━━━ Data for the task
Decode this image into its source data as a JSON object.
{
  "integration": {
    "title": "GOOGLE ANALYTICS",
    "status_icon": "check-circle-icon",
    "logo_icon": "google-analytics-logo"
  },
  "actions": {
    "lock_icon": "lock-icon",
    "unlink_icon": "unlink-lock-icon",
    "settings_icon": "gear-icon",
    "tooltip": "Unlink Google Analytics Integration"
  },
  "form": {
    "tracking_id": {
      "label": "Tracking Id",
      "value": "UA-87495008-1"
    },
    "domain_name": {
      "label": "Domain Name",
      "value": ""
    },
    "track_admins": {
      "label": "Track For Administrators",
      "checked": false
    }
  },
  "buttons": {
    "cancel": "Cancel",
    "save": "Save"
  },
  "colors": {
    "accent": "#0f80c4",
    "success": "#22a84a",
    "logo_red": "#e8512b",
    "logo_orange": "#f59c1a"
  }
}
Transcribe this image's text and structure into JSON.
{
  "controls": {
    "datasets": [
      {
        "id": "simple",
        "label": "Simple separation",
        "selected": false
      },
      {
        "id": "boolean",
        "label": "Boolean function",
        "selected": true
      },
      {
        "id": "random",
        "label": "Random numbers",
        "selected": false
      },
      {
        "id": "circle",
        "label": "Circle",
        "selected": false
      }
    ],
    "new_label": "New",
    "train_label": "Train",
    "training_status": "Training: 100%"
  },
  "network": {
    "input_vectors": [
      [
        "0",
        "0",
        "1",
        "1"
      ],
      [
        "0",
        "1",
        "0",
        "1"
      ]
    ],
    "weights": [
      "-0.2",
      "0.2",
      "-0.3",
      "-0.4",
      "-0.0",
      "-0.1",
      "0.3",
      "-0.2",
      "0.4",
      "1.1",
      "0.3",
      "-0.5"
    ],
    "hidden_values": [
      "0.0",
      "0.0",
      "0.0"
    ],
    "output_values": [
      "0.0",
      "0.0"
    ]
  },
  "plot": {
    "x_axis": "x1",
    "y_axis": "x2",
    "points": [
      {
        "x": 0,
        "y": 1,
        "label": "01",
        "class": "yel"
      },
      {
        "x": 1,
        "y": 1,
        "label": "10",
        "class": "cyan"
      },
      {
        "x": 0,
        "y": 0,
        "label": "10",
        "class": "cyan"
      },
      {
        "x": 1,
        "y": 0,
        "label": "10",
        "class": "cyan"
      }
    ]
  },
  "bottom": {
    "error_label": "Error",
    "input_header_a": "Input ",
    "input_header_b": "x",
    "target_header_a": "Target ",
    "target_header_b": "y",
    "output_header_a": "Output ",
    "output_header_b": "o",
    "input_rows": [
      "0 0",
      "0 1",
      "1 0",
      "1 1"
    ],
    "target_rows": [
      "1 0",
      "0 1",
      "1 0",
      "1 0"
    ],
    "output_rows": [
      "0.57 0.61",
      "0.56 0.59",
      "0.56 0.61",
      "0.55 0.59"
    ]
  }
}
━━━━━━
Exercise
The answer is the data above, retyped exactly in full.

Written response
Decode this image into its source data as a JSON object.
{
  "integration": {
    "title": "GOOGLE ANALYTICS",
    "status_icon": "check-circle-icon",
    "logo_icon": "google-analytics-logo"
  },
  "actions": {
    "lock_icon": "lock-icon",
    "unlink_icon": "unlink-lock-icon",
    "settings_icon": "gear-icon",
    "tooltip": "Unlink Google Analytics Integration"
  },
  "form": {
    "tracking_id": {
      "label": "Tracking Id",
      "value": "UA-87495008-1"
    },
    "domain_name": {
      "label": "Domain Name",
      "value": ""
    },
    "track_admins": {
      "label": "Track For Administrators",
      "checked": false
    }
  },
  "buttons": {
    "cancel": "Cancel",
    "save": "Save"
  },
  "colors": {
    "accent": "#0f80c4",
    "success": "#22a84a",
    "logo_red": "#e8512b",
    "logo_orange": "#f59c1a"
  }
}
Transcribe this image's text and structure into JSON.
{
  "controls": {
    "datasets": [
      {
        "id": "simple",
        "label": "Simple separation",
        "selected": false
      },
      {
        "id": "boolean",
        "label": "Boolean function",
        "selected": true
      },
      {
        "id": "random",
        "label": "Random numbers",
        "selected": false
      },
      {
        "id": "circle",
        "label": "Circle",
        "selected": false
      }
    ],
    "new_label": "New",
    "train_label": "Train",
    "training_status": "Training: 100%"
  },
  "network": {
    "input_vectors": [
      [
        "0",
        "0",
        "1",
        "1"
      ],
      [
        "0",
        "1",
        "0",
        "1"
      ]
    ],
    "weights": [
      "-0.2",
      "0.2",
      "-0.3",
      "-0.4",
      "-0.0",
      "-0.1",
      "0.3",
      "-0.2",
      "0.4",
      "1.1",
      "0.3",
      "-0.5"
    ],
    "hidden_values": [
      "0.0",
      "0.0",
      "0.0"
    ],
    "output_values": [
      "0.0",
      "0.0"
    ]
  },
  "plot": {
    "x_axis": "x1",
    "y_axis": "x2",
    "points": [
      {
        "x": 0,
        "y": 1,
        "label": "01",
        "class": "yel"
      },
      {
        "x": 1,
        "y": 1,
        "label": "10",
        "class": "cyan"
      },
      {
        "x": 0,
        "y": 0,
        "label": "10",
        "class": "cyan"
      },
      {
        "x": 1,
        "y": 0,
        "label": "10",
        "class": "cyan"
      }
    ]
  },
  "bottom": {
    "error_label": "Error",
    "input_header_a": "Input ",
    "input_header_b": "x",
    "target_header_a": "Target ",
    "target_header_b": "y",
    "output_header_a": "Output ",
    "output_header_b": "o",
    "input_rows": [
      "0 0",
      "0 1",
      "1 0",
      "1 1"
    ],
    "target_rows": [
      "1 0",
      "0 1",
      "1 0",
      "1 0"
    ],
    "output_rows": [
      "0.57 0.61",
      "0.56 0.59",
      "0.56 0.61",
      "0.55 0.59"
    ]
  }
}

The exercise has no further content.